The Biden administration plans to request funds from Congress to bring some 95,000 Afghans to the United States and help resettle them, a sign of both U.S. commitments to allies and the likelihood that efforts to evacuate them will drag on for months.
Biden requests funding to help bring 95,000 Afghans to U.S.
The White House is asking for $6.4 billion through a continuing resolution to fund ongoing efforts to get allies and other vulnerable Afghans out of the country.
A senior administration official said those funds would be used to help bring 65,000 Afghans to the United States by the end of September, as well as another 30,000 who could arrive over the next year.
The funds indicate that so-called water lily sites, overseas bases used to house evacuated Afghans while they await vetting to enter the U.S., will be operational for months.
The funding request includes $2.4 billion for the bases and Defense Department personnel, while $1.3 billion would go to the State Department for its resettlement efforts.
As of last week, there were nearly 40,000 Afghan evacuees waiting overseas to enter the United States. Those in Qatar have complained about the extreme heat, as well as the limited number of toilets.
“The heat is killing me and the toilet situation is really bad,” he said. “They took us to these camps and we don’t know what’s going to happen next.”
The senior administration official said the funds would also be used to continue to house Afghans arriving in the United States, often at military bases, before they are connected with various resettlement agencies.

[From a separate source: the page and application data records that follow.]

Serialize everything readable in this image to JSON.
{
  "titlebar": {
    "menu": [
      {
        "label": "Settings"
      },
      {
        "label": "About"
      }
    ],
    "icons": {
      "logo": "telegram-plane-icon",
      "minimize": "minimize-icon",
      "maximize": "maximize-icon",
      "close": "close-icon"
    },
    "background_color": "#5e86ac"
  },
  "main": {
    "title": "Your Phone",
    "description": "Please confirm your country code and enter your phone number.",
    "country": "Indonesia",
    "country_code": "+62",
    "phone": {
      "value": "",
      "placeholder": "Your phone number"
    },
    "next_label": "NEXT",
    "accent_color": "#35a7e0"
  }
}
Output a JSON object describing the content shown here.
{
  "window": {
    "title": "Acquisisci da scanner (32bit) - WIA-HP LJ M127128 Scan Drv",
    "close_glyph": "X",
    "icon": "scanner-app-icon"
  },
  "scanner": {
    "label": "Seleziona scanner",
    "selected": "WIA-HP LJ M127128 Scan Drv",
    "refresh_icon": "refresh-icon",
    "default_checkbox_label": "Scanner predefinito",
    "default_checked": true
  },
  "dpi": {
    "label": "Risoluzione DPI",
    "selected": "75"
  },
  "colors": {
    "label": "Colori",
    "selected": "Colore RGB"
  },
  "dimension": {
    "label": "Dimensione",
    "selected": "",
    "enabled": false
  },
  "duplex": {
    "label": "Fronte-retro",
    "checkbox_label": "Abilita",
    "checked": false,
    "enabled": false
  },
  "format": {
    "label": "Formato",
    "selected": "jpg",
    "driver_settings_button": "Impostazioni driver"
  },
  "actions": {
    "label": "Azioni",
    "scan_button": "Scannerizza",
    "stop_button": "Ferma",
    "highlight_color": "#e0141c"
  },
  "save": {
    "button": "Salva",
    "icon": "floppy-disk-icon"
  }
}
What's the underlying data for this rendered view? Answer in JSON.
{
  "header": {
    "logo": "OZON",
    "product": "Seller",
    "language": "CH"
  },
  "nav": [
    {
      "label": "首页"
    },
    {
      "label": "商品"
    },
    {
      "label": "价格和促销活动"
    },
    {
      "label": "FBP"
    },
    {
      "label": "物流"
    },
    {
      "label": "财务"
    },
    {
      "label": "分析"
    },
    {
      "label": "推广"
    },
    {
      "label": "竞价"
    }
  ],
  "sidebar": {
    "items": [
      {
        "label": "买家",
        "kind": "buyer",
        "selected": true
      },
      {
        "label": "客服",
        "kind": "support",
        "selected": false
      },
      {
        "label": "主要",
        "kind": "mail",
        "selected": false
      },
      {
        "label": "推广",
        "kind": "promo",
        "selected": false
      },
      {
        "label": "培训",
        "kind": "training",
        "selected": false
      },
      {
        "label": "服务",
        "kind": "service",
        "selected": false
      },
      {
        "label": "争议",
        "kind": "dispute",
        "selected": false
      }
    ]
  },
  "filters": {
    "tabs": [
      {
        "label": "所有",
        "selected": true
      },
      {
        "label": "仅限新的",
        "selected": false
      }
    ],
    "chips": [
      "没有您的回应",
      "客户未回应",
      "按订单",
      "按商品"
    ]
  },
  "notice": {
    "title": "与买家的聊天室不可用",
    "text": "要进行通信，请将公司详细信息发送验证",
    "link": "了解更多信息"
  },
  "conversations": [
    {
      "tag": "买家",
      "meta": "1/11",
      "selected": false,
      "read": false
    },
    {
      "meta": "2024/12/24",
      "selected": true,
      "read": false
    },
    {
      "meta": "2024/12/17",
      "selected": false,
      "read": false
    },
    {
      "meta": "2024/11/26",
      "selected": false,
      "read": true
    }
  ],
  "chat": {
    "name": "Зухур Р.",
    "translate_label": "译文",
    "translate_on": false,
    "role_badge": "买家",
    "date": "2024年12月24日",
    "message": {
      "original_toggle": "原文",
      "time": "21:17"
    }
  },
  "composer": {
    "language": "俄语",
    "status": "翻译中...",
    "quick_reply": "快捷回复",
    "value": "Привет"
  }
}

The White House request comes as the administration seeks funds to float government operations until Congress concludes its work on the budget.